We all want to be perfect. We are told from a young age that “practice makes perfect”. So we grow up believing that if we try hard enough and practice enough times we should be successful in what we set out to do.

Well, reality sets in that we are not perfect. No matter how hard we try the results are not always “perfect”. So then we start doubting ourselves. We feel like failures. After all, there are winners or there are losers. How you play the game doesn’t seem to matter much anymore.

In this strive for perfectionism it’s hard to laugh at ourselves for being human. We’ve become obsessed about:

  • always wanting our homes to be “magazine perfect”
  • always sending the “perfect” thank-you note and sending it on time
  • always cooking the gourmet meal even when our family prefers the boxed mac & cheese
  • always responding to that email, twitter or facebook post right away even when there are more important things to do

These are just some of the things our perfectionism causes us to think “failure” instead of laughing at our human imperfections.

Perfectionism is the striving to reach a destination that doesn’t exist. So why even try to go there. Lighten up on yourself and start enjoying the journey. The journey should consist of:

  • Sending the thank-you note on a plain piece of paper if necessary.
  • Setting a timer and work a little each day at decluttering. Enjoy the process.
  • Reply to that email 2 weeks, even 2 months later. Apologize and move on.
  • If it’s something that needs a timely response (email, phone call, etc.) just respond the best you can. Don’t worry about what the person on the other end might think, that’s their problem.
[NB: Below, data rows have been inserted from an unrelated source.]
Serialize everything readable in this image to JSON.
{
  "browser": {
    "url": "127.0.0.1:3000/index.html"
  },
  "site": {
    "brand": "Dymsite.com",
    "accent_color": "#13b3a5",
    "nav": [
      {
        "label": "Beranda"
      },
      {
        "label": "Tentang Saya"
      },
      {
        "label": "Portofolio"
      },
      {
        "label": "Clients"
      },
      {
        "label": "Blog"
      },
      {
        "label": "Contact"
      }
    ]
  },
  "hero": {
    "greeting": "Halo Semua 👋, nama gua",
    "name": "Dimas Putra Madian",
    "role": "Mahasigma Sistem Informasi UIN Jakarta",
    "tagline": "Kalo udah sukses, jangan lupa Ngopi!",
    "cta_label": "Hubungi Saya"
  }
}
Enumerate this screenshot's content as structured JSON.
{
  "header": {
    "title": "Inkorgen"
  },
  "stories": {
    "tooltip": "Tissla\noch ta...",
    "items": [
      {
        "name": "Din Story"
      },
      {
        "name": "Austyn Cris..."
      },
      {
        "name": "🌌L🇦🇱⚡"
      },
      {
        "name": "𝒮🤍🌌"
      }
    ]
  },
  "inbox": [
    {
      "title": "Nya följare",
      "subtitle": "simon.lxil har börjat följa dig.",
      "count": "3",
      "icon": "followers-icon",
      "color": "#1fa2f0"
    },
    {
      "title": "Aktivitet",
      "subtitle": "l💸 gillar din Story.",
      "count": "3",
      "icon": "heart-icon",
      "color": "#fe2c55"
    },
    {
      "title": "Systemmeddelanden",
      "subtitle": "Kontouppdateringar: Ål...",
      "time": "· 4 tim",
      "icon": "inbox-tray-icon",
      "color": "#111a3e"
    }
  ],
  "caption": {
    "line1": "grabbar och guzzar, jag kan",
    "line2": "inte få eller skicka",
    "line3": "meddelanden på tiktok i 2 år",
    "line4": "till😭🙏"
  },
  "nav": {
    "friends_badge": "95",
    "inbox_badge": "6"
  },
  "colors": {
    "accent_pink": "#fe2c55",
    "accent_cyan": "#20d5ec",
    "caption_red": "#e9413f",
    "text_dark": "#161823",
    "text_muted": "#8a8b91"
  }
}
We worry too much about making ourselves look “perfect” in other people’s eyes. If they expect us to be perfect then they have a BIG problem. If we didn’t worry so much about what others think then we just might enjoy life more. We could learn to laugh at our faults. Once we learn to laugh at ourselves we can come up with clever ways to compensate for those “imperfections”. Compensating doesn’t mean we are working to eliminate our faults. It means accepting our imperfections and working around them to achieve our goals. We will work at being the best we can be and that will be good enough.